The ADA has supported a class II designation for amalgam since the FDA first proposed it in 2002.

"The FDA has left the decision about dental treatment right where it needs to be—between the dentist and the patient," said Association President John S. Findley.

Dr. Runner added that the FDA also explored potential health effects of dental amalgam in developing fetuses, breast-fed infants and children under age six, and found that "the scientific evidence that is available suggests that these populations also are not at risk."

By making amalgam a class II device, the FDA can now impose special controls in a guidance document that contains recommendations on performance testing, device composition and labeling statements.

Specifically, the FDA is recommending that new product labeling include warnings for patients with mercury allergies and for using the product in ventilated areas. It is also recommending that manufacturers include a statement discussing the scientific evidence on the benefits and risks of amalgam to help dentists and patients make informed decisions about the use of dental amalgam.

"The proposed product insert underscores what the ADA has long recommended—a discussion between dentists and patients about the full range of treatment options to help patients make educated decisions regarding their dental care," Dr. Findley said.

As part of the settlement of a 2006 lawsuit, the FDA posted revised information on its Web site about dental amalgam and the agency agreed to set a definite deadline (July 28, 2009) to complete what it began in 2002.

The FDA currently has three classes of medical devices based on the level of risk (class I=lowest risk; class II=moderate risk; and class III=highest risk). Most devices that dentists use are either Class I or II.

To see the FDA's statement on its Web site, visit

The ADA has comprehensive information on for both dental professionals and consumers regarding the safety of dental amalgam.
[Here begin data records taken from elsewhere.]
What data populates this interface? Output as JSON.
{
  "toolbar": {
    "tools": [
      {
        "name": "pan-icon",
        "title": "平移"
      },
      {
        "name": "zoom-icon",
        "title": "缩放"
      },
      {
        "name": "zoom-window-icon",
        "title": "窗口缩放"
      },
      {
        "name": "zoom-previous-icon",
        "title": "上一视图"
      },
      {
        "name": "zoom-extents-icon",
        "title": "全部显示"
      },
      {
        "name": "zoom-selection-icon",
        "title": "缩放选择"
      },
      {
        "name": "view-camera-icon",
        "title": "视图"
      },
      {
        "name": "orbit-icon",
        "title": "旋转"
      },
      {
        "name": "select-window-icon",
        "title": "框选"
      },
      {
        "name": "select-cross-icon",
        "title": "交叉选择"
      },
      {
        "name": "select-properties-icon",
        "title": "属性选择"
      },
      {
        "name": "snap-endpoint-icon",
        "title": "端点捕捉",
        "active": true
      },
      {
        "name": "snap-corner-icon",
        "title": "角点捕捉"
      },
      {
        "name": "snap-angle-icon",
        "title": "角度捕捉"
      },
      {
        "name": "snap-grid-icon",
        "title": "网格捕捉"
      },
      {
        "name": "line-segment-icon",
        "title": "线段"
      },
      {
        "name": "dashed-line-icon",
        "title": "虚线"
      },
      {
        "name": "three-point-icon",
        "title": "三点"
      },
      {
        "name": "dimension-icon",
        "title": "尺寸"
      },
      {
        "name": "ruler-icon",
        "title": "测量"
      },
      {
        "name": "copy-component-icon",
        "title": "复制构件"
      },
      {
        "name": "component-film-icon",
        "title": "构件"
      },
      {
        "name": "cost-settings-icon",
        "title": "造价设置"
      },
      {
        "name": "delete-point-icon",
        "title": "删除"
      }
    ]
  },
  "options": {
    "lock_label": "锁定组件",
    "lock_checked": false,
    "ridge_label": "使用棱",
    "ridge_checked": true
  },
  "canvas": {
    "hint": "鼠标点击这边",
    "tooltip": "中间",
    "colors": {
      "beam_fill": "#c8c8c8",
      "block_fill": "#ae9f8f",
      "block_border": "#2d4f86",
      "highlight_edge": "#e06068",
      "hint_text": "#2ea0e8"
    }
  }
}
To access this information, visit

Patients seeking information about restoration choices may visit